## [REQUIRED WORK]
Below are some entries; reproduce them exactly and leave every picture out.
(RECORDS TO USE Opens)
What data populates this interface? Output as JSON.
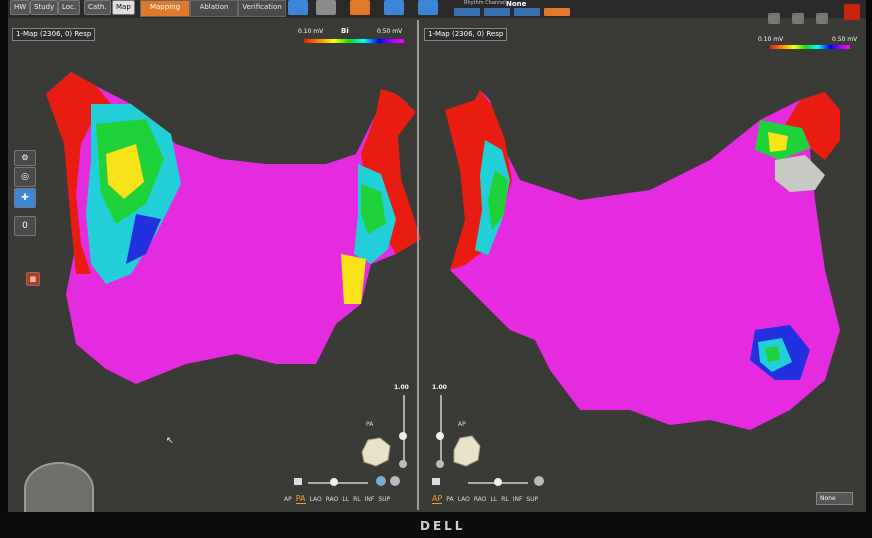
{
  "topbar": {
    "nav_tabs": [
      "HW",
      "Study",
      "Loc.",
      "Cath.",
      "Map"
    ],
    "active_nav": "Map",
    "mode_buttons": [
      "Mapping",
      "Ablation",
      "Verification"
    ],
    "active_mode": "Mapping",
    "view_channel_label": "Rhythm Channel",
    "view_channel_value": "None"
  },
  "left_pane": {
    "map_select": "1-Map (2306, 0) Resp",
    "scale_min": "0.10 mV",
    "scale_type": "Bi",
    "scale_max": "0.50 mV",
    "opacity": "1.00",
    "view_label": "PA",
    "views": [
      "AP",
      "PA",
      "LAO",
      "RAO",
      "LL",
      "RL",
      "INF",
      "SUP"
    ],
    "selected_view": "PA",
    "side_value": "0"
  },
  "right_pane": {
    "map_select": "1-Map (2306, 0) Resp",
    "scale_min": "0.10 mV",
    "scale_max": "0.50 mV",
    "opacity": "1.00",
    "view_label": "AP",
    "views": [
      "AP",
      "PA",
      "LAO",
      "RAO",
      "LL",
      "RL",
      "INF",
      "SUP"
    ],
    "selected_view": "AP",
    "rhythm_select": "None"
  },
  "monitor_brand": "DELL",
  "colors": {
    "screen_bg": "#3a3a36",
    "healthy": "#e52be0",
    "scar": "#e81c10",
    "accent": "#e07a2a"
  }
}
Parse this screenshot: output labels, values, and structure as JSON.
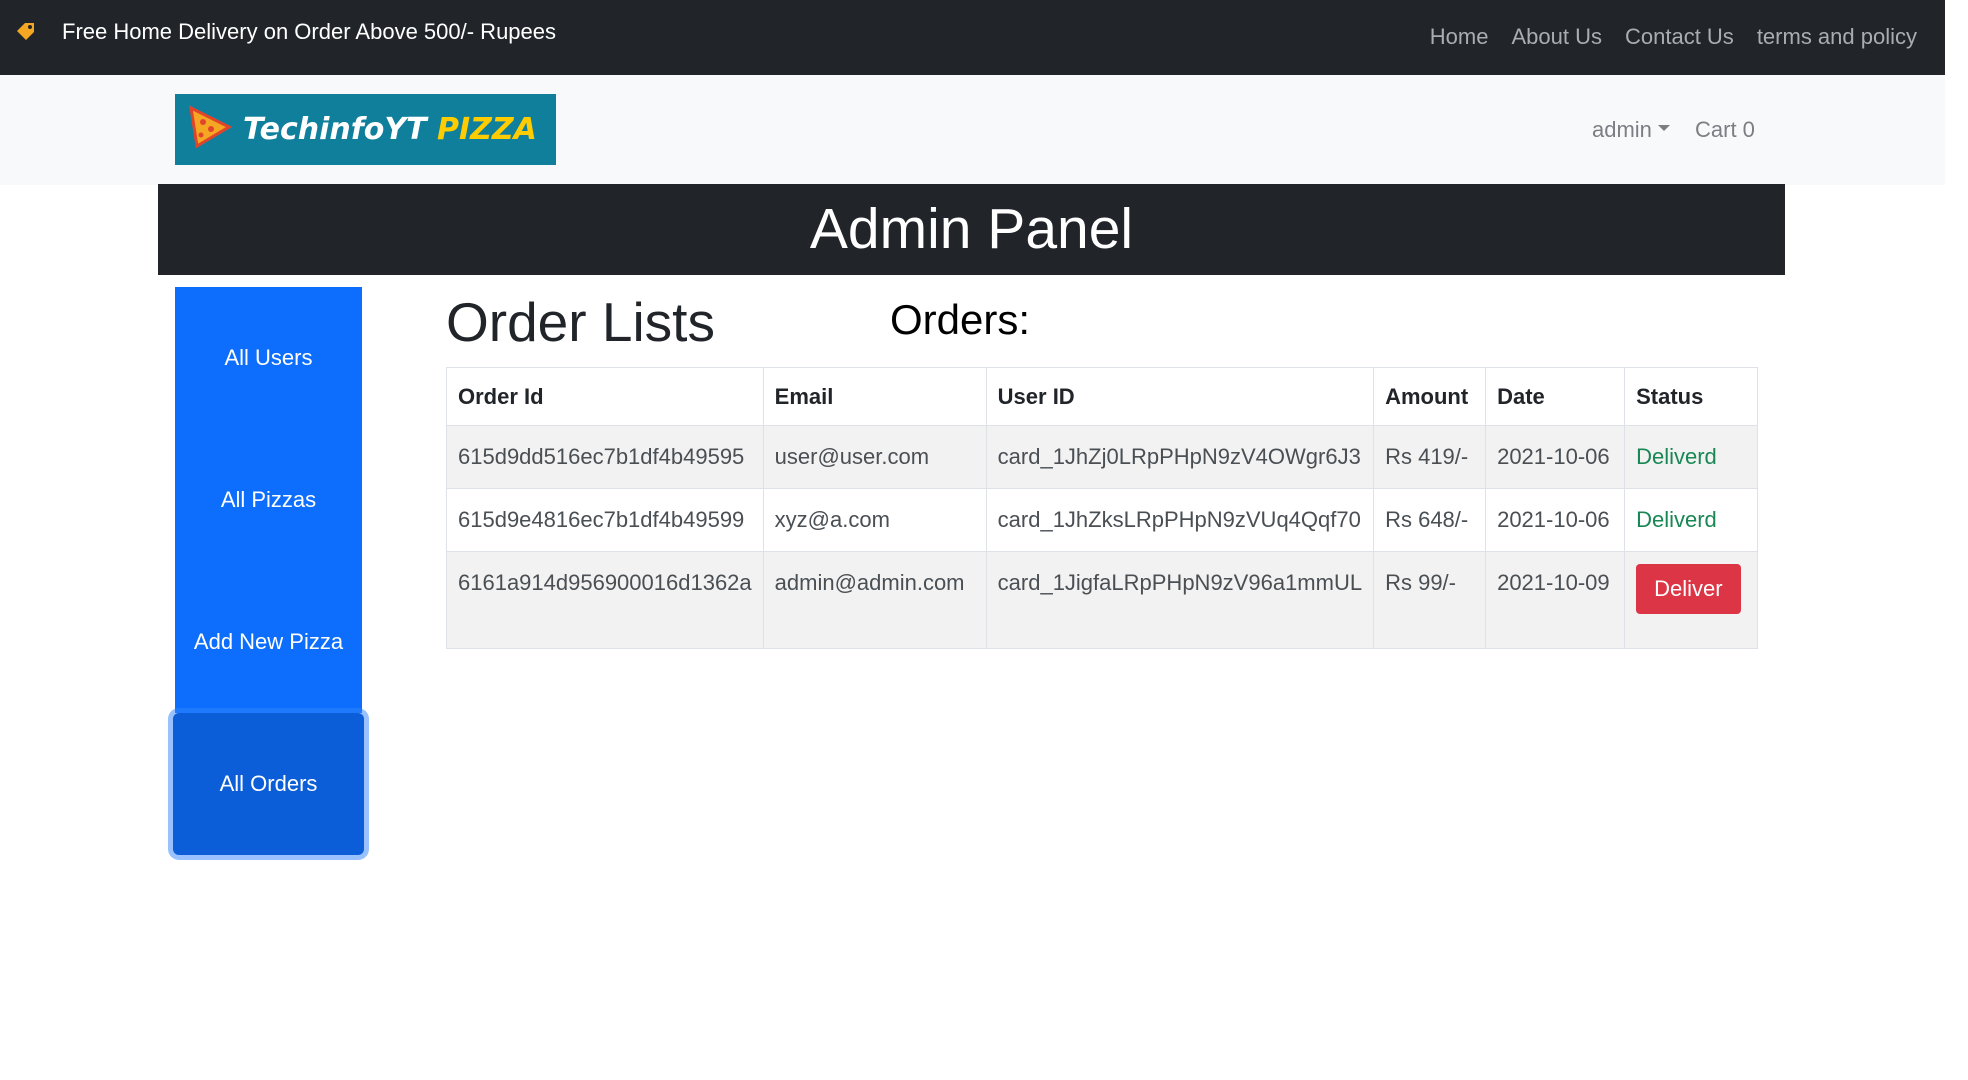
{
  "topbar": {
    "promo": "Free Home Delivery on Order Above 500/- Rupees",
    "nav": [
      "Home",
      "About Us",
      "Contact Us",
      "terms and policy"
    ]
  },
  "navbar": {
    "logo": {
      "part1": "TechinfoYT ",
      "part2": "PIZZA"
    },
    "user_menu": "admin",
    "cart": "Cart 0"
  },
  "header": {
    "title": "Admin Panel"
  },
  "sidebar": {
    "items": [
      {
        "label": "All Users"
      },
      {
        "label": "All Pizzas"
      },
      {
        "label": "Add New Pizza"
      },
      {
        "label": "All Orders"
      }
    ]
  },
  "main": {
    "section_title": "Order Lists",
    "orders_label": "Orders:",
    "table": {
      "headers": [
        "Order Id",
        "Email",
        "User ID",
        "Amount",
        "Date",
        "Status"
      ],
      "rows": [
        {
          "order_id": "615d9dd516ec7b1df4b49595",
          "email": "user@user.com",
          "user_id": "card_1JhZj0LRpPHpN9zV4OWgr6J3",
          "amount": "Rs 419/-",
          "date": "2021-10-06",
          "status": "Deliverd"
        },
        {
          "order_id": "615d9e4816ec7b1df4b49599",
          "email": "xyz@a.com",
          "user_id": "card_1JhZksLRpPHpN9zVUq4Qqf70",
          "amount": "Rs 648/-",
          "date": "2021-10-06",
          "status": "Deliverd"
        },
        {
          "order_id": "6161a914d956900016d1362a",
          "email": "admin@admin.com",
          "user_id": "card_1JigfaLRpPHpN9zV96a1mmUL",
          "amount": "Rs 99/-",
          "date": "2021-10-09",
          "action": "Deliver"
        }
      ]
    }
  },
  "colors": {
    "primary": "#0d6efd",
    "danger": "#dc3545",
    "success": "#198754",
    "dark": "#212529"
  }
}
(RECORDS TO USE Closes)
## [TASK RESULT]
What data populates this interface? Output as JSON.
{
  "topbar": {
    "nav_tabs": [
      "HW",
      "Study",
      "Loc.",
      "Cath.",
      "Map"
    ],
    "active_nav": "Map",
    "mode_buttons": [
      "Mapping",
      "Ablation",
      "Verification"
    ],
    "active_mode": "Mapping",
    "view_channel_label": "Rhythm Channel",
    "view_channel_value": "None"
  },
  "left_pane": {
    "map_select": "1-Map (2306, 0) Resp",
    "scale_min": "0.10 mV",
    "scale_type": "Bi",
    "scale_max": "0.50 mV",
    "opacity": "1.00",
    "view_label": "PA",
    "views": [
      "AP",
      "PA",
      "LAO",
      "RAO",
      "LL",
      "RL",
      "INF",
      "SUP"
    ],
    "selected_view": "PA",
    "side_value": "0"
  },
  "right_pane": {
    "map_select": "1-Map (2306, 0) Resp",
    "scale_min": "0.10 mV",
    "scale_max": "0.50 mV",
    "opacity": "1.00",
    "view_label": "AP",
    "views": [
      "AP",
      "PA",
      "LAO",
      "RAO",
      "LL",
      "RL",
      "INF",
      "SUP"
    ],
    "selected_view": "AP",
    "rhythm_select": "None"
  },
  "monitor_brand": "DELL",
  "colors": {
    "screen_bg": "#3a3a36",
    "healthy": "#e52be0",
    "scar": "#e81c10",
    "accent": "#e07a2a"
  }
}
Parse this screenshot: output labels, values, and structure as JSON.
{
  "topbar": {
    "promo": "Free Home Delivery on Order Above 500/- Rupees",
    "nav": [
      "Home",
      "About Us",
      "Contact Us",
      "terms and policy"
    ]
  },
  "navbar": {
    "logo": {
      "part1": "TechinfoYT ",
      "part2": "PIZZA"
    },
    "user_menu": "admin",
    "cart": "Cart 0"
  },
  "header": {
    "title": "Admin Panel"
  },
  "sidebar": {
    "items": [
      {
        "label": "All Users"
      },
      {
        "label": "All Pizzas"
      },
      {
        "label": "Add New Pizza"
      },
      {
        "label": "All Orders"
      }
    ]
  },
  "main": {
    "section_title": "Order Lists",
    "orders_label": "Orders:",
    "table": {
      "headers": [
        "Order Id",
        "Email",
        "User ID",
        "Amount",
        "Date",
        "Status"
      ],
      "rows": [
        {
          "order_id": "615d9dd516ec7b1df4b49595",
          "email": "user@user.com",
          "user_id": "card_1JhZj0LRpPHpN9zV4OWgr6J3",
          "amount": "Rs 419/-",
          "date": "2021-10-06",
          "status": "Deliverd"
        },
        {
          "order_id": "615d9e4816ec7b1df4b49599",
          "email": "xyz@a.com",
          "user_id": "card_1JhZksLRpPHpN9zVUq4Qqf70",
          "amount": "Rs 648/-",
          "date": "2021-10-06",
          "status": "Deliverd"
        },
        {
          "order_id": "6161a914d956900016d1362a",
          "email": "admin@admin.com",
          "user_id": "card_1JigfaLRpPHpN9zV96a1mmUL",
          "amount": "Rs 99/-",
          "date": "2021-10-09",
          "action": "Deliver"
        }
      ]
    }
  },
  "colors": {
    "primary": "#0d6efd",
    "danger": "#dc3545",
    "success": "#198754",
    "dark": "#212529"
  }
}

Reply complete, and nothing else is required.